inspiration: clare newberry

Lately, I have taken to collecting Clare Newberry books. The first, Mittens, I discovered by chance at Tacoma Book Center while sorting through used books over a lunch break. While the story itself is terrific, I (of course) was absolutely smitten with the illustrations. I guess it wasn't just because, as a little girl, I was smitten with kittens. The New York Times also praised the book, calling Mittens' 1936 ink drawings "the very best cat pictures that have ever been made." High praise for something so humble as cats.

I went back to the Book Center some time later with a friend and discovered Barkis, which won the Caldecott Honor in 1938. The charcoal, pencil and watercolor wash illustrations are so breathtaking.

I love coming across the old and wonderful by chance. Both of these books were published when a loaf of bread cost eight cents, our country was lingering between wars, and the depression was still underway. Come to think of it, things don't feel much different to me now, except for the part about bread, and the fact that the vast majority of children's book art isn't what it used to be.

While the art may truly suit the text, I have found that so many of today's children's book illustrations are ugly, gestural, angular, loud, and otherwise unlovely - really, unloved, if that's not too far a stretch - and they don't ask for more than a quick flip through.

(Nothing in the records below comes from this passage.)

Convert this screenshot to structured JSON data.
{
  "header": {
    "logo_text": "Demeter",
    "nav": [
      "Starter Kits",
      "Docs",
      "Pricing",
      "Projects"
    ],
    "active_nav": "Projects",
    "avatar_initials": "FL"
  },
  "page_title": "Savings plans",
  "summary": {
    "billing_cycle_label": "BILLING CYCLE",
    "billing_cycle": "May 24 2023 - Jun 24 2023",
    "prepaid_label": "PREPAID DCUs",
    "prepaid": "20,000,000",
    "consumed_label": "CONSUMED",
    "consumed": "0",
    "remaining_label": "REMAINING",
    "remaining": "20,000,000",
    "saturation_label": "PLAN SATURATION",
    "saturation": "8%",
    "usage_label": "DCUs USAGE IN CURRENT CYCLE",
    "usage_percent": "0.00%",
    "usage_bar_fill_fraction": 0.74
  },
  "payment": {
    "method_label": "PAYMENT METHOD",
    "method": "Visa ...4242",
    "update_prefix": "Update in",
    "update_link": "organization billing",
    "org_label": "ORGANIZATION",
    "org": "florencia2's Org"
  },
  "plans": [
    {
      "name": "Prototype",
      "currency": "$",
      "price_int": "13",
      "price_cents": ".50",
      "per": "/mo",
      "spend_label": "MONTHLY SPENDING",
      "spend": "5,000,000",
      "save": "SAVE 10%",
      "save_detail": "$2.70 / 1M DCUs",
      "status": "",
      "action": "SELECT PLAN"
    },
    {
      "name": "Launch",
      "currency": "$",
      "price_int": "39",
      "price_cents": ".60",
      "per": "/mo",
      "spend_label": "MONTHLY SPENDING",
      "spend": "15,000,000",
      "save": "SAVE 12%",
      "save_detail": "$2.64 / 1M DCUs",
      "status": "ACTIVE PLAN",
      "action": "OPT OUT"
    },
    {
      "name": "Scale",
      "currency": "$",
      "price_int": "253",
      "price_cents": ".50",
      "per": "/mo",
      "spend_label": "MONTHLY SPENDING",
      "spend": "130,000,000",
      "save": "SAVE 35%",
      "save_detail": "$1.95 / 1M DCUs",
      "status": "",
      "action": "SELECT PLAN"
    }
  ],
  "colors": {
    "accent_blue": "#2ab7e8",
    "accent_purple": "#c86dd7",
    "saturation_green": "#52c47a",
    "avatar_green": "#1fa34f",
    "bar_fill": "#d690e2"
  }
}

What I love about Clare Newberry's illustrations is the obvious time, talent, and pure joy of seeing poured into them. Although Newberry's pictures are simple, they tell so much, evidencing hours of practice and of studying the minute details until the characters came alive.

While I don't think that realism is the best and only style, I do believe that Newberry's commitment to realism continues to say so much about persistence, and about truly seeing. I don't know that today's children have enough opportunities to absorb that message in such a captivating and disarming way.

So, when I see old books as lovely as these, I have to snatch them up, intend to read them to my children often, and hope that the visual messages sink in just as much as the stories.


Allie said...

Guh, cat illustrations... So so so cute.

Andrea said...

I know right?! I'm glad you appreciate them. Not everyone understands the importance of cat illustrations...

Jenny Anne said...

These are so beautiful! How have I missed them? I have to find them right now.

I simply love your perspective about children's book art, I couldn't agree more. They are innately curious, and they absorb EVERYTHING...why not expose them to as much beauty as possible?

Andrea said...

You simply must find them. There are so many amazing Newberry books. I am currently on the hunt for "Marshmallow" about a cat and a bunny who were buddies. Modeled from real life. What could be cuter?

Thank you for your kind words - means a lot coming from a mom. Sometimes I worry that I'm full of a lot of idealistic hot air that will eventually dissapate with the demands of actual child-raising and not just philosophizing. But I really do believe in exposing kids to as much beauty and truth as possible - it can only be good, right?!